With the highlight plays that would offset concerns about his separation scores not showing up as consistent strengths, JuJu Smith-Schuster remains something of a mystery. His Reception Perception evaluation certainly doesn’t paint him in the light that analysts who operate in the production-focused department might. However, there exists a way in which we might both be pointing to the truth in our findings.
I’m not sure that I’ve ever intended Reception Perception to be a tool in finding out “who is bad”. Rather, I’d like to use the findings from the methodology to better contextualize players, both in terms of what they do best and setting a range of outcomes.
What Kevin Cole and other evaluators in his department show us is that JuJu Smith-Schuster has a strong projection to be a useful NFL wide receiver. The thought would be that someone who shows so well in those historical production models has little chance of completely washing out as an NFL player. Now, what Reception Perception looks to add to the conversation is creating that range of outcomes for these players. I believe that’s the goal of my department, or at least it should be when working conjunction with the quantitative work of my peers.
A similar situation played out in last year’s draft with now Cincinnati Bengals wide receiver Tyler Boyd. The former University of Pittsburgh star checked all the boxes for production-based college evaluations. However, he scored below the class average in multiple branches of success rate vs. coverage, contested catch conversion rate and breaking tackles in space.
Despite that, I’d challenge anyone to find a single moment where I seriously suggested, throughout the number of pieces I wrote or podcasts I appeared on last offseason, that his Reception Perception results meant Boyd would be a failure at the NFL level. Rather, I believed that my findings on Boyd merely cast major doubt on his ability to be a top-two option in a passing game, and his chances to function outside of a specific role at the next level.
We are only one year in, but that’s exactly what played out in his rookie season. The Bengals never moved him outside of a low-volume slot receiver role and he was even out-produced by veteran Brandon LaFell, who the team promptly re-signed when free agency opened, after A.J. Green went down with a season-ending injury. A Next Gen Stats analysis of Boyd’s rookie season showed the Bengals were likely wise to do so. He averaged a healthy 2.78 yards of separation on his targets from the slot, but a lowly 1.97 on those coming when lined up out wide.
Again, it’s just one year’s worth of results, but to me, this is a case where both the department featuring production-based models and my own work were correct in projecting this player.

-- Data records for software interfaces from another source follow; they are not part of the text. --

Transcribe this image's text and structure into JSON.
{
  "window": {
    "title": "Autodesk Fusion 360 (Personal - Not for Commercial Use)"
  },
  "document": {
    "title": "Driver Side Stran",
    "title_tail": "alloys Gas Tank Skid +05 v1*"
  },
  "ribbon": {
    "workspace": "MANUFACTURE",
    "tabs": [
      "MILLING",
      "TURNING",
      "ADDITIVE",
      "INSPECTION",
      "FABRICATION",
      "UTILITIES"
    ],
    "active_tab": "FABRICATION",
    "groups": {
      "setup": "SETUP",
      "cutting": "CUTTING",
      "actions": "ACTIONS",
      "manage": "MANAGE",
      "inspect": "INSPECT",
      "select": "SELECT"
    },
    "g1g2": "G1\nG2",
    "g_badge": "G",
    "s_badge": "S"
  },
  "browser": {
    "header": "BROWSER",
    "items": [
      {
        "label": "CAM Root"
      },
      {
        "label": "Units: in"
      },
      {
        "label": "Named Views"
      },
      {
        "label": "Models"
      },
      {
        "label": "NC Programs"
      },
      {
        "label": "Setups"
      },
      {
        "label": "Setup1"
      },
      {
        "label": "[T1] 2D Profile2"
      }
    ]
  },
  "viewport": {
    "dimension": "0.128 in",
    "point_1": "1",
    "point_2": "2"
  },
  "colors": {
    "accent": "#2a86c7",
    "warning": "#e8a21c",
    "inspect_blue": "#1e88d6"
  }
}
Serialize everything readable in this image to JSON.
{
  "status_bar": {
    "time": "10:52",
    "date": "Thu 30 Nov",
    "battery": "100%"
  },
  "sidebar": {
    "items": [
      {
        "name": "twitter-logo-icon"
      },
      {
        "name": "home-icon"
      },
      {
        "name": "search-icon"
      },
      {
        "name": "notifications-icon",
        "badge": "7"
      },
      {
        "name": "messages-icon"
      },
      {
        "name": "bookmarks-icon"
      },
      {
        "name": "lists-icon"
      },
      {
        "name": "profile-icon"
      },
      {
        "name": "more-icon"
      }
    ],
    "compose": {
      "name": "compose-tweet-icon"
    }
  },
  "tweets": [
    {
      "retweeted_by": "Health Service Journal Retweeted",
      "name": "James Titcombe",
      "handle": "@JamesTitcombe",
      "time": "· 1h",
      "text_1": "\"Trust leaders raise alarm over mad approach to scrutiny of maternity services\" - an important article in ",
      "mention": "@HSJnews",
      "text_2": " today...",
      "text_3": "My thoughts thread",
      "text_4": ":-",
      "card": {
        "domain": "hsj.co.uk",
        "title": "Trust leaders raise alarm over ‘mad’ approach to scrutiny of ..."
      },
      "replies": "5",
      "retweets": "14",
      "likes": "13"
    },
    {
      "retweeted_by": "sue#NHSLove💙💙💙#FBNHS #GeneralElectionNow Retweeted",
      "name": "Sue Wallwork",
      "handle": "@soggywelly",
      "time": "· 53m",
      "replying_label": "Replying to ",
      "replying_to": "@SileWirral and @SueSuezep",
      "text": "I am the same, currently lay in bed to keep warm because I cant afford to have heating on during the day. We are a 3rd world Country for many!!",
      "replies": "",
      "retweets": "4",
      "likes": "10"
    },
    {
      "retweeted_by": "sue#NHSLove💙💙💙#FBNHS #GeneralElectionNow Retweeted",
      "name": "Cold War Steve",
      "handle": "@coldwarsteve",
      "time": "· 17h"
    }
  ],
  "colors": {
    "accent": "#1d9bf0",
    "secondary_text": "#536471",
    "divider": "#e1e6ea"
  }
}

Their camp was right to point out Boyd had the pedigree of a future NFL receiver, while Reception Perception appears to have rightly offered a not of caution when projecting him aggressively into his pro role.
The similarities to the JuJu Smith-Schuster case in this draft are striking. His Reception Perception results are similar, but he also comes with a pedigree that indicates a positive pro future. I’m not interested in a faux battle between the two departments. I value the other branches’ work. In this case, I place importance on their findings that indicate Smith-Schuster’s pedigree make him a strong and safe bet for the NFL. Yet, Reception Perception just offers caution on extending that range of outcomes too high.
If you’re interested in more Reception Perception analysis, make sure to visit our Reception Perception pages for college prospect evaluations and pre-order The Ultimate Draft Kit for access to 50 NFL players’ full data this summer. You can keep up with all of the work using the #ReceptionPerception hashtag on Twitter.